Doremus was so excited he dropped out of high school and never went back (though he does have a GED). "I just wanted to be writing and directing," he says. "There was no time for chemistry and math." He didn't go to college but at age 19 was the then-youngest person ever accepted by the AFI's Center for Advanced Film and Television Studies. "The first day, everyone went out to Ye Rustic Inn in Los Feliz for drinks, but I was too young, I couldn't go," he remembers. "So I went home and started writing."
Doremus' excellent first two films didn't live up to their commercial potential. "Spooner," starring Matthew Lillard, was a hit at Slamdance but is only now getting distribution. Last year's "Douchebag," also in Sundance competition, was fatally sabotaged by its unendurable title; the film, according to the website Box Office Mojo, grossed just $20,615 in limited release last year.
Making it possible for Doremus to work so regularly are the efforts of longtime collaborator Jonathan Schwartz, who produced all three of Doremus' films and saw to it that "Like Crazy" had the biggest budget of the group.
" 'Like Crazy,' " the director says, "feels like a more mature film in a lot of ways." And it benefits from the confidence he gained making these first two. After casting Yelchin, who played Chekov in 2009's "Star Trek," and "Winter's Bone's" Jennifer Lawrence in a supporting role, Doremus still had to select a British actress for his female lead.
"I saw 10 young British actresses over here, and they didn't feel quite right," he says. "Felicity Jones was interested, but she was in London. So she sent me a tape she made of one of the first moments in the film and the last scene. I saw that scene and I told her, 'How soon can you get to L.A.?' It was dangerous to cast a movie like this without seeing her in person, without seeing her with Anton. It was such a gut call."
Casting was critical for "Like Crazy" because Doremus made the film in an unusual, quasi-improvisational manner. "I start with a 50-page outline," he explains. "Typically each scene has two pages about things like objectives and subtext. Then it's all about the rehearsal process. We go for two weeks and get a rough idea of what the scene is, but not quite figure it out. If we click too well in rehearsal, we've gotten to the truth too fast."
It's on the set "that they have the opportunity to just fly," the director says. "If the actors are willing to react truthfully in the moment, amazing things happen."
To encourage that process, Doremus encouraged his actors to stay in character on set. "There are no off-camera moments. Sometimes the takes would last an hour without cutting," he explains. "It wasn't 'hit this beat, hit this beat, and we'll cut,' I wanted to feel these were real conversations, truthful conversations."

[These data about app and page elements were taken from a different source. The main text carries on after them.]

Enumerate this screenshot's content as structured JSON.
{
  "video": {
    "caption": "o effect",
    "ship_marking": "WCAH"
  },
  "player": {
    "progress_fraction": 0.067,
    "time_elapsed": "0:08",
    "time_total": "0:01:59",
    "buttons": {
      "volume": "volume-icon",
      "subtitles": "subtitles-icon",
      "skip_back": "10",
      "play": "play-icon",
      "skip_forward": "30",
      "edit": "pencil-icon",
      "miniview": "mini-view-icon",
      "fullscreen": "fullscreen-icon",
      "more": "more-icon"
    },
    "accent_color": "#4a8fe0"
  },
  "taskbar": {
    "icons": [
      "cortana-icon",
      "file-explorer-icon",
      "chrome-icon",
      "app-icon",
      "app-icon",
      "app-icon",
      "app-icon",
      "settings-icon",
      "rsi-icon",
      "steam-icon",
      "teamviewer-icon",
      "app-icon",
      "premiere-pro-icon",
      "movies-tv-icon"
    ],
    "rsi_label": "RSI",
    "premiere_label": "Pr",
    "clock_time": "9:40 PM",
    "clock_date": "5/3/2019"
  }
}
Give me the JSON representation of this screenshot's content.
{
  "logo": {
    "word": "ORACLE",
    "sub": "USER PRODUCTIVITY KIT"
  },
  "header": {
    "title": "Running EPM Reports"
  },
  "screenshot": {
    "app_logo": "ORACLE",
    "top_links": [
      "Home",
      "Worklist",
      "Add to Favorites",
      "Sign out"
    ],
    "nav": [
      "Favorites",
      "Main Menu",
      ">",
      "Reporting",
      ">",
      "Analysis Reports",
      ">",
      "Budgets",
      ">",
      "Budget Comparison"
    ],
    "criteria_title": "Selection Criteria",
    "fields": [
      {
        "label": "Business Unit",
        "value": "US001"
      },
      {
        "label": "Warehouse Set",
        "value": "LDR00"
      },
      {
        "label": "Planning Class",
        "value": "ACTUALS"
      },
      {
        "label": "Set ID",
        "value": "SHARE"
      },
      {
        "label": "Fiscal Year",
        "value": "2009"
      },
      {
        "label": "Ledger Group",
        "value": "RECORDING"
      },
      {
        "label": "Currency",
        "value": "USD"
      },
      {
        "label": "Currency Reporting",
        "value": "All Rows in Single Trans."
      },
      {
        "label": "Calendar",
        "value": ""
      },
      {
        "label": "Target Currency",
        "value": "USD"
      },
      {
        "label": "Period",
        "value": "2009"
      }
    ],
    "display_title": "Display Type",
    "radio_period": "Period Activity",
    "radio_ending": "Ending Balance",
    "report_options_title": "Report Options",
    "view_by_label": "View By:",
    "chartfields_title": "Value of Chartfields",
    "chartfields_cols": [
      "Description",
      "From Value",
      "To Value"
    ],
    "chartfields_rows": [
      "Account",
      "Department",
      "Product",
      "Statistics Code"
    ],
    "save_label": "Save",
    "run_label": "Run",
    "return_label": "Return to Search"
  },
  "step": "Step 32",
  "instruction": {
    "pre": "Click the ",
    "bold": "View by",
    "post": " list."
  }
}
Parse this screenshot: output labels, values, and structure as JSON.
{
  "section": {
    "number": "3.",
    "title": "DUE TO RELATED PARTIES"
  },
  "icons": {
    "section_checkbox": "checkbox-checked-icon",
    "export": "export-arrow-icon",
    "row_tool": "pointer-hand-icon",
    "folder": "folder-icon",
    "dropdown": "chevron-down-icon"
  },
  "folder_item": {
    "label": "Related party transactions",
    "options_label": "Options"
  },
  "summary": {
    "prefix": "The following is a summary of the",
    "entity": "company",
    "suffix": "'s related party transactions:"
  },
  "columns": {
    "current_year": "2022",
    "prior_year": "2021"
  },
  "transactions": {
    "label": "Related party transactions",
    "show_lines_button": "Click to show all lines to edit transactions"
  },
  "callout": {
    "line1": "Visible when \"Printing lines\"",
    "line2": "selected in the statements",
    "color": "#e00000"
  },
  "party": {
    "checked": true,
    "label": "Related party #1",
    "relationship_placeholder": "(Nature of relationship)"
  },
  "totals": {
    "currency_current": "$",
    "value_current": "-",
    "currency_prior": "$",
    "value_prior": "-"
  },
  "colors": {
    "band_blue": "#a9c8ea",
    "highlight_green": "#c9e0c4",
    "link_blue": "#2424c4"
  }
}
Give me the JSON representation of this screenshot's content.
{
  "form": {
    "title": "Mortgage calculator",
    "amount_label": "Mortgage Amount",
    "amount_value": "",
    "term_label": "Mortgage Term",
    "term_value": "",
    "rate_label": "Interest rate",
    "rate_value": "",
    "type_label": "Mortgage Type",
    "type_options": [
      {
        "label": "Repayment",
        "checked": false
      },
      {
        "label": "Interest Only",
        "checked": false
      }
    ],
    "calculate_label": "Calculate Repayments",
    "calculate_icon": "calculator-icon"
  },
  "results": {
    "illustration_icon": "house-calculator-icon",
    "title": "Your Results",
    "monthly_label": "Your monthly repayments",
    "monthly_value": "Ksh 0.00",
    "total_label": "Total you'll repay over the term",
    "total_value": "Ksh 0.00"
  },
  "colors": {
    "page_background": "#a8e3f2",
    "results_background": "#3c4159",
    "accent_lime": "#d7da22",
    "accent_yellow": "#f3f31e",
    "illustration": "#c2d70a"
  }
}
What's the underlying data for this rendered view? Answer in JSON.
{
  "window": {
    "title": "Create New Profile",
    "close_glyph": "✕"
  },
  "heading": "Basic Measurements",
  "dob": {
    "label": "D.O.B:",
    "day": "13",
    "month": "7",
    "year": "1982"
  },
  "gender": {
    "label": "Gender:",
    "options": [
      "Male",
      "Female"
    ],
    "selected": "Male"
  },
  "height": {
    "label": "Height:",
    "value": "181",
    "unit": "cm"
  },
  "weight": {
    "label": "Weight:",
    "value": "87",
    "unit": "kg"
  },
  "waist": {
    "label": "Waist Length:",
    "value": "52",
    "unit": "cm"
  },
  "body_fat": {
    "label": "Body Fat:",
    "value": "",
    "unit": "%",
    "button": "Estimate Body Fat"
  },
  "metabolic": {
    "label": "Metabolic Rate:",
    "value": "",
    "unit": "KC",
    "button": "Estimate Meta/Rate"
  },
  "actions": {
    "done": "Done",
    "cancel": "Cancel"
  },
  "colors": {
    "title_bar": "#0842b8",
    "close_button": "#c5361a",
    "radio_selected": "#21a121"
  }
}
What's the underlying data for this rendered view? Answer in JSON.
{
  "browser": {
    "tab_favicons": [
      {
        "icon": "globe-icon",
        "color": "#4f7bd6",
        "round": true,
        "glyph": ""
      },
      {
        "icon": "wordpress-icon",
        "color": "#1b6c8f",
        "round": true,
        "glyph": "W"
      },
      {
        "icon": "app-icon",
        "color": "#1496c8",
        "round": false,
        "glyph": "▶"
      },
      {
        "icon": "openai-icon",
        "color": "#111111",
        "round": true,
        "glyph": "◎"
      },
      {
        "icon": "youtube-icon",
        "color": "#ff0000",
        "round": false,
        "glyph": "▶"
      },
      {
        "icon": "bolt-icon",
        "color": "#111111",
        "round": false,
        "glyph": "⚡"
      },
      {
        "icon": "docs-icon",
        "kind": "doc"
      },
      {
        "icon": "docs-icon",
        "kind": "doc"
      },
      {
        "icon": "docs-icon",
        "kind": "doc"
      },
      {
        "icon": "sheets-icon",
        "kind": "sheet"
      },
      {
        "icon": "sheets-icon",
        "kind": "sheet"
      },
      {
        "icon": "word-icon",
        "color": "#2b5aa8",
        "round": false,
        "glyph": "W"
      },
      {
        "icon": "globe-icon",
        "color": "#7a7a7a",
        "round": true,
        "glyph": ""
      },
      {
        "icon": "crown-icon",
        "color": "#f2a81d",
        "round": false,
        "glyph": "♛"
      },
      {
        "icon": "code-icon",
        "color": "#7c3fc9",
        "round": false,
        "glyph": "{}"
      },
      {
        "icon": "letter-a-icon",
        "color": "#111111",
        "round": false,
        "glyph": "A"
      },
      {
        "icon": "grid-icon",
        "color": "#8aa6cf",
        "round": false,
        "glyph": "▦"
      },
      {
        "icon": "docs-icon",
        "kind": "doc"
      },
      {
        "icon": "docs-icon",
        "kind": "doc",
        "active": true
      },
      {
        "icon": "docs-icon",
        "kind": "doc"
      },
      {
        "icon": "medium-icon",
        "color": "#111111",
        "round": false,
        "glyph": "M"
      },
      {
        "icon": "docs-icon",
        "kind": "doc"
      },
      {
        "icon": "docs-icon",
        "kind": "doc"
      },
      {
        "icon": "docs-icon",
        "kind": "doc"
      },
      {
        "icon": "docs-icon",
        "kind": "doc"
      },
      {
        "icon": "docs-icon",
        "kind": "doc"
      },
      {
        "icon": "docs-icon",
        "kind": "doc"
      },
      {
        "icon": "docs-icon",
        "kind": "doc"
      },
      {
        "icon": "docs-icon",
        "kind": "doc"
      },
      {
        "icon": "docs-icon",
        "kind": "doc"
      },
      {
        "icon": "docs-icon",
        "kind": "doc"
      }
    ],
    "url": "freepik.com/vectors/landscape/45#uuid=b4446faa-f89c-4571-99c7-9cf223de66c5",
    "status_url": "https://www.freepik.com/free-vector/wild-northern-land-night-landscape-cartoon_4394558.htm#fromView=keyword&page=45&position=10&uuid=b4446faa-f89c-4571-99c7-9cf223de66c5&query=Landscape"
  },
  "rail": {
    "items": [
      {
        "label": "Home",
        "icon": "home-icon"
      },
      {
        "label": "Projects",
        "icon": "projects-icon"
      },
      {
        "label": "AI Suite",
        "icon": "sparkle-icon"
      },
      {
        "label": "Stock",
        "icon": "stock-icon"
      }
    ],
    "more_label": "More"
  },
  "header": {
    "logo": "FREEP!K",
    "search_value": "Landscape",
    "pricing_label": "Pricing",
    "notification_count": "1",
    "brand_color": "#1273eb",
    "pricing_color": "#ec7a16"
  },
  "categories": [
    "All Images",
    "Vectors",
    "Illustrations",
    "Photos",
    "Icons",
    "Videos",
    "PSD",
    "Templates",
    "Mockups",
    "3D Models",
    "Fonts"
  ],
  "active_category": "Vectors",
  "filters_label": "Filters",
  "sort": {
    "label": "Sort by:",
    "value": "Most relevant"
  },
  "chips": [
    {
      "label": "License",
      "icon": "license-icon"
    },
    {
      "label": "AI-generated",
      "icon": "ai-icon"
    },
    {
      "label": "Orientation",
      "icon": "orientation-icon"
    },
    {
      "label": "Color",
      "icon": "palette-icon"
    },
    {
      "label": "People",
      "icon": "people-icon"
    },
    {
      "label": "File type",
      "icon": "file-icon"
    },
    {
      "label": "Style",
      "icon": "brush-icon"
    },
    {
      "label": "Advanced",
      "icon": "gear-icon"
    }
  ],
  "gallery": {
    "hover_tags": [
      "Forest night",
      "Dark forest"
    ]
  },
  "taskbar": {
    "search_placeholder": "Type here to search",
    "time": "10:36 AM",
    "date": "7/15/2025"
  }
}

His goal, Doremus says, is "to create and guide moments when the actors so lose themselves in the movie they're completely unaware of what they're doing." For a director, this process is "not about showing up and seeing what happens," he says. "It needs a lot of preparation, and you have to know when you've gotten it and can move on. At the end of the day, that's what you have. Your instincts of what that moment is is what makes a filmmaker."